Language Arts & Social Studies
Middle School Language Arts and Social Studies are combined in a humanities format that promotes meaningful cross-curricular correlations and stimulates student engagement with the content. Quest students interact with LASS concepts through thoughtful texts, simulations, novels, and lively class discussion.
During the first trimester, students focus on two primary objectives. The first is to learn an effective problem-solving method. The second is to understand how writing can create empathy in the reader and how this empathy can act as a force for social and political change. Both of these objectives help students learn how to use persuasion in writing and presentations. Additionally, students answer two essential questions about United States history. First, why did Reconstruction fail? Second, what plans should have been implemented to prevent Reconstruction’s failure? To ensure they understand the answers to these questions, students are assessed in a number of ways.

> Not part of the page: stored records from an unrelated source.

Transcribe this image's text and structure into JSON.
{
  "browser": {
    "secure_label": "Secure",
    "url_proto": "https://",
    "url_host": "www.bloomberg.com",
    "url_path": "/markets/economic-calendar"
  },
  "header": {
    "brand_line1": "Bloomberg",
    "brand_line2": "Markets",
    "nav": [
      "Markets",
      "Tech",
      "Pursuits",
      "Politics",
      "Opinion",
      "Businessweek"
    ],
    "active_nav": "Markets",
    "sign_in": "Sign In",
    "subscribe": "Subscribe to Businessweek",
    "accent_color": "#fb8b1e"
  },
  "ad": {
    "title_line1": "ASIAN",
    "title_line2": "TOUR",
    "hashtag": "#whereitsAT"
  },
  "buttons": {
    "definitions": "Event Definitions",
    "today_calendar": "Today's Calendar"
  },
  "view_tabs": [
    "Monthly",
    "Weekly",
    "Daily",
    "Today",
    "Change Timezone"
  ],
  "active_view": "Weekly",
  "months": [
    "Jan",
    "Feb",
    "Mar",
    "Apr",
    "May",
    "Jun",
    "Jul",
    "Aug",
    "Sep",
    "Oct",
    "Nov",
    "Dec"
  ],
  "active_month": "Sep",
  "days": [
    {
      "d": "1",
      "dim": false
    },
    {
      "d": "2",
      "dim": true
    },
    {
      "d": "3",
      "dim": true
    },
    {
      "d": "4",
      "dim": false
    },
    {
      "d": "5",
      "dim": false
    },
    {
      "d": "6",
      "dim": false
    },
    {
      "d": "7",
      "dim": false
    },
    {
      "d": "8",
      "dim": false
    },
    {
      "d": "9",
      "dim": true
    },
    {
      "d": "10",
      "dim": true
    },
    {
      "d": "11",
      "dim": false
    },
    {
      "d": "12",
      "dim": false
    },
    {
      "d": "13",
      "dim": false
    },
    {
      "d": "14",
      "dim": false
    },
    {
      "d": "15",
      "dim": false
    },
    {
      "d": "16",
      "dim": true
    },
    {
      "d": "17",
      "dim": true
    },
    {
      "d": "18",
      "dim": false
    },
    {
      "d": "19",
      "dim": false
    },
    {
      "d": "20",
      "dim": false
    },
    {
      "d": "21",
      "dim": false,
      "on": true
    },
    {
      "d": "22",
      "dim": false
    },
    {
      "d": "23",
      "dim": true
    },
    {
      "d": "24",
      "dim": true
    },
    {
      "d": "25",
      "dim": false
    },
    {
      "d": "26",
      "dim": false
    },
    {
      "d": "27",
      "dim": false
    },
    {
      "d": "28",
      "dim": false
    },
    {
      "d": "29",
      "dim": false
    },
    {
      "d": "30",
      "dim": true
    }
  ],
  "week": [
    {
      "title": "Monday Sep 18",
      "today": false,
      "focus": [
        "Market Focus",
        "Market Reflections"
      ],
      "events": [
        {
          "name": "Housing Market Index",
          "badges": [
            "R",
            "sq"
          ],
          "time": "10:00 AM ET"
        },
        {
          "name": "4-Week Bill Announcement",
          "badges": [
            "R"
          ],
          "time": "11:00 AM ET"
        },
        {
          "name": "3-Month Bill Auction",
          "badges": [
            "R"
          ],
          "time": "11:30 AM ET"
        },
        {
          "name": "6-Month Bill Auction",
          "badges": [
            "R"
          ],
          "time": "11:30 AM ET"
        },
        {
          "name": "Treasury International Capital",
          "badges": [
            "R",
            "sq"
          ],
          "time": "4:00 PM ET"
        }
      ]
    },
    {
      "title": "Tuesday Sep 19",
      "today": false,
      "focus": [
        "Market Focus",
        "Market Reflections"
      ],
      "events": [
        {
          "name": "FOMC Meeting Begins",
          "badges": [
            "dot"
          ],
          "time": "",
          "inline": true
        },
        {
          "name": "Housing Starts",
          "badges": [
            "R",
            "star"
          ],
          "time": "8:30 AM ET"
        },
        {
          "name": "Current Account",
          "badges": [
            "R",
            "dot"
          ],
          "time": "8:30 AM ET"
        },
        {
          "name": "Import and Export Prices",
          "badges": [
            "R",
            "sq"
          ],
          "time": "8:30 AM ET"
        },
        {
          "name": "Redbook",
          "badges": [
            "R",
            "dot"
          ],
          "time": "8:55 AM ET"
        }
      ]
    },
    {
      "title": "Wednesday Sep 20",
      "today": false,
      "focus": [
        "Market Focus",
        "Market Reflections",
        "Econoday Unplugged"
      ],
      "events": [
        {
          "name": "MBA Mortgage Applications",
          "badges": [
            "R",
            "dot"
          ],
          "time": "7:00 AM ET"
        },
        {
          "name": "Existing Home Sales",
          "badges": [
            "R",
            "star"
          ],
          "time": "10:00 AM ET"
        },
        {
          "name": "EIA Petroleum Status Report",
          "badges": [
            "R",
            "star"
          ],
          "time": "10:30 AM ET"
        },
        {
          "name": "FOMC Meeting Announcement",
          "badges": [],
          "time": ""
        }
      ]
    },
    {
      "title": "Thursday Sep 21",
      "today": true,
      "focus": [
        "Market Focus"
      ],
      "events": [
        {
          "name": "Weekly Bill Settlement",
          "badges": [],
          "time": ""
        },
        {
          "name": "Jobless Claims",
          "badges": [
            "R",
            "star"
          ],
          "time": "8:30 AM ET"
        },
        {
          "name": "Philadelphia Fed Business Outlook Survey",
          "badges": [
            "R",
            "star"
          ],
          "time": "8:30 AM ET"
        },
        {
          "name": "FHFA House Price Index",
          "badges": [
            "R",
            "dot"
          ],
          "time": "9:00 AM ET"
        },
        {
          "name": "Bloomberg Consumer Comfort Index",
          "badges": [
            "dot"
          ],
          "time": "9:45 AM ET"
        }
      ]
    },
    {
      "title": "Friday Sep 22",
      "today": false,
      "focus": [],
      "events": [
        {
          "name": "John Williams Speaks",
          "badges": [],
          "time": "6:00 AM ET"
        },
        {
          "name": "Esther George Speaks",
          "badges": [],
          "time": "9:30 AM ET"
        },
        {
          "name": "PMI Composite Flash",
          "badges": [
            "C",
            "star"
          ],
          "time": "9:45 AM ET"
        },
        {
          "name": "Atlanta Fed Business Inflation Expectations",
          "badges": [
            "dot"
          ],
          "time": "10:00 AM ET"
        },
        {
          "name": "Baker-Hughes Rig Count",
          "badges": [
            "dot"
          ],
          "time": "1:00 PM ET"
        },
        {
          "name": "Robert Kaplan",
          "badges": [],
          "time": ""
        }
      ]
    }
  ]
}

As part of the examination of why Reconstruction failed, students develop inventive solutions to overcome the problems the United States faced after the Civil War. They present these solutions and have to answer questions about the feasibility and efficacy of their plans. During the second trimester, students research and write about the immigrant experience. They also work to answer the essential question: what immigration policies should the United States pursue?
Participation in the Mini-History Fair is the primary focus of the third trimester. As part of this process, students develop historical questions, perform extensive research, write papers to address their historical questions, and create projects to present their findings. This experience teaches students the importance of evaluating information for accuracy and perspective in order to present a supported thesis. The topic for Mini-History Fair is the Civil Rights Movement.
Major Works Used:
- The Narrative of the Life of Frederick Douglass, An American Slave
- To Kill a Mockingbird
- Various Immigration Narratives
- Warriors Don’t Cry
During the first trimester, students work to answer two essential questions about the ancient world. First, how did some groups of people develop complex societies with central governments, organized religions, and writing, while others remained in small bands of hunter-gatherers? Second, why do so many cultures share the same tradition of epic stories? To ensure that students fully understand the answers to these questions, they study the first four civilizations and analyze those civilizations’ successes. They have to demonstrate their knowledge of the epic hero cycle by reading the ancient Indian epic Ramayana, analyzing Ramayana, and creating their own epics.
During the second half of the year, students take a closer look at the elements that help civilizations succeed: writing, centralized government and organized religion. They examine Ancient Greece and Ancient Rome, and try to determine why they developed different governments, societal norms, and cultural values. Students learn that governance is structured in accordance with the economic conditions and the social and cultural values of a society.
As part of the study of language, students study the history of the English language and the early modern English of Shakespeare. During the third trimester, students try to understand the role religion plays in society and for the individual. Students study the history, traditions, and current practices of major world religions. Students also study literary terms, and focused in the use of symbolism in literature, history, and religion.
Major Works Used:
- Macbeth, Romeo and Juliet, or A Midsummer Night’s Dream
- Tuesdays with Morrie
Algebra I is a course for sixth-, seventh-, and eighth-grade students. It is designed to give students the foundation for all future mathematics courses. The students use a high school level online book . Students experience a thorough study of Algebra 1 concepts which
The primary goal of the first trimester is to ensure that all students understand the U.S. Constitution. They not only learn about the Constitution, but they apply its principles to past and current events. Additionally, they examine the conditions that existed at the time the Constitution was written, and explain how those conditions affected its creation. As part of this experience, students identify bias in writing, scrutinize primary source documents, and apply textual evidence to written arguments.
Students also evaluate works of literature using personal experience and knowledge of writing techniques. To examine the literary elements of mood and tone, students write a creative story to demonstrate their ability to employ these ideas in writing.
During the second trimester, students work through the research process, starting with a historical question and ending with a major research project that they present during Quest’s History Fair.
In addition to participation in History Fair, students work to answer essential questions about politics, economics, and literature. First, why do nations engage in war? Second, what are the causes of economic declines, and how can governments influence economic conditions? Third, how does literature develop empathy in a reader, and can literature change political policy?
During this trimester, students study several catastrophic events in world history in an attempt to understand how to prevent times of pain and collapse in the future. They complete a study of macroeconomics and its relation to the Great Depression and the most recent recession. Students examine three key events in WWII: the bombing of Pearl Harbor, the bombing of Hiroshima and Nagasaki, and the Holocaust. While considering these events, students try to answer the following essential questions: What amount of responsibility do people have for their own actions if they are living under a repressive regime? What behavior can be expected from an ethical person? What responsibilities do all humans have toward ending the suffering of others? These questions also guide study about the current ethical and political questions plaguing the Middle East.
In addition to grappling with these questions, students formally evaluate literature using their knowledge of literary terms and devices.
Major Works Used:
- The United States Constitution
- Animal Farm
- All Quiet on the Western Front
- The Diary of Anne Frank